  • Market ITS to enhance its effectiveness.

The full benefits of ITS targeted at travelers, such as traveler information systems, will not be realized if they are unaware of them. Consequently, deployers must give serious consideration and effort to raising awareness among the targeted audiences. Marketing can take many forms -- media advertising, handouts, and dynamic message signs, among others -- with varying costs. Development of a cost-effective marketing strategy, therefore, is an important element of deployment planning.

  • Use tourism businesses to market ITS in tourist areas.

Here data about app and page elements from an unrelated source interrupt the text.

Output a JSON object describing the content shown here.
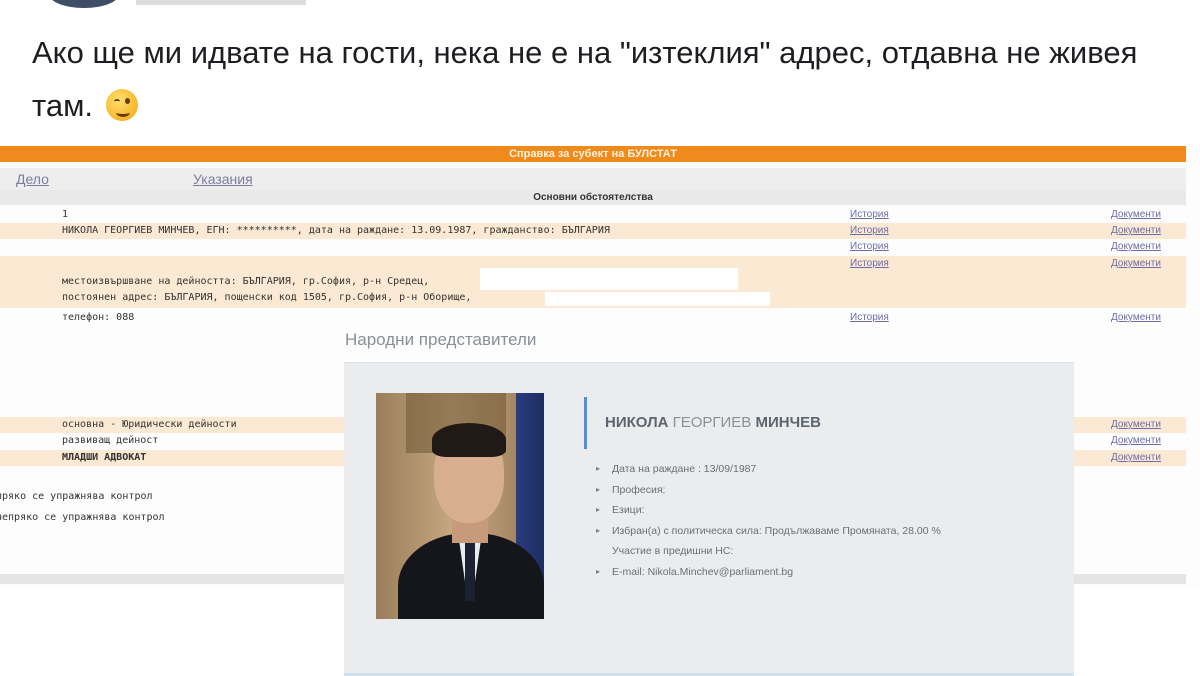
{
  "post": {
    "text": "Ако ще ми идвате на гости, нека не е на \"изтеклия\" адрес, отдавна не живея там.",
    "emoji": "winking-face"
  },
  "registry": {
    "header_title": "Справка за субект на БУЛСТАТ",
    "tabs": [
      "Дело",
      "Указания"
    ],
    "section_title": "Основни обстоятелства",
    "rows": [
      {
        "text": "1",
        "link_a": "История",
        "link_b": "Документи"
      },
      {
        "text": "НИКОЛА ГЕОРГИЕВ МИНЧЕВ, ЕГН: **********,  дата на раждане: 13.09.1987, гражданство: БЪЛГАРИЯ",
        "link_a": "История",
        "link_b": "Документи"
      },
      {
        "text": "",
        "link_a": "История",
        "link_b": "Документи"
      },
      {
        "text": "",
        "link_a": "История",
        "link_b": "Документи"
      },
      {
        "text": "местоизвършване на дейността: БЪЛГАРИЯ, гр.София, р-н Средец,"
      },
      {
        "text": "постоянен адрес: БЪЛГАРИЯ, пощенски код 1505, гр.София, р-н Оборище,"
      },
      {
        "text": "телефон: 088",
        "link_a": "История",
        "link_b": "Документи"
      },
      {
        "text": "основна - Юридически дейности",
        "link_b": "Документи"
      },
      {
        "text": "развиващ дейност",
        "link_b": "Документи"
      },
      {
        "text": "МЛАДШИ АДВОКАТ",
        "link_b": "Документи"
      },
      {
        "text": "пряко се упражнява контрол"
      },
      {
        "text": "непряко се упражнява контрол"
      }
    ]
  },
  "parliament": {
    "section_title": "Народни представители",
    "name_first": "НИКОЛА",
    "name_middle": "ГЕОРГИЕВ",
    "name_last": "МИНЧЕВ",
    "details": [
      "Дата на раждане : 13/09/1987",
      "Професия:",
      "Езици:",
      "Избран(а) с политическа сила: Продължаваме Промяната, 28.00 %",
      "Участие в предишни НС:",
      "E-mail: Nikola.Minchev@parliament.bg"
    ]
  },
  "colors": {
    "registry_header": "#f08a1c",
    "registry_band": "#fbe9d3",
    "link": "#6c6cab",
    "card_bg": "#eaeced",
    "name_accent": "#4a94d8"
  }
}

Informing tourists about ITS-based traveler information can be a major marketing challenge. Major tourist destinations draw visitors from all over the country and abroad and it can be difficult to determine the sources of information they use in planning a trip. Once they are at the destination, visitors are barraged with all sorts of written material and visual information and it may be difficult for them see the traveler information material amidst all the clutter. Word of mouth, especially from a reliable source such as a shop owner, hotel manager, or tourism bureau worker can be a very cost-effective means for raising awareness about ITS in a tourist setting.

  • Educate tourism businesses and tourism organizations about the benefits of ITS, particularly economic benefits.

Getting tourism businesses and tourism organizations to provide information to tourists about the benefits of ITS is more likely when they themselves are aware of the benefits of ITS. Businesses will be most receptive to such overtures when they perceive an economic benefit for themselves and the local economy in general.
The deployers of ITS in Acadia National Park made no concerted effort to raise awareness of the ITS based traveler information technologies among tourist-related businesses. Nor were the benefits of the technologies, among them a positive contribution to the local economy, promoted to these businesses. Based on this experience, marketing the use of ITS enhancements and the benefits to tourist-related businesses would appear to be a relatively simple and cost-effective method of raising utilization among tourists and a way to increase the benefits of deployment such as reducing congestion and harm to the environment and improving safety.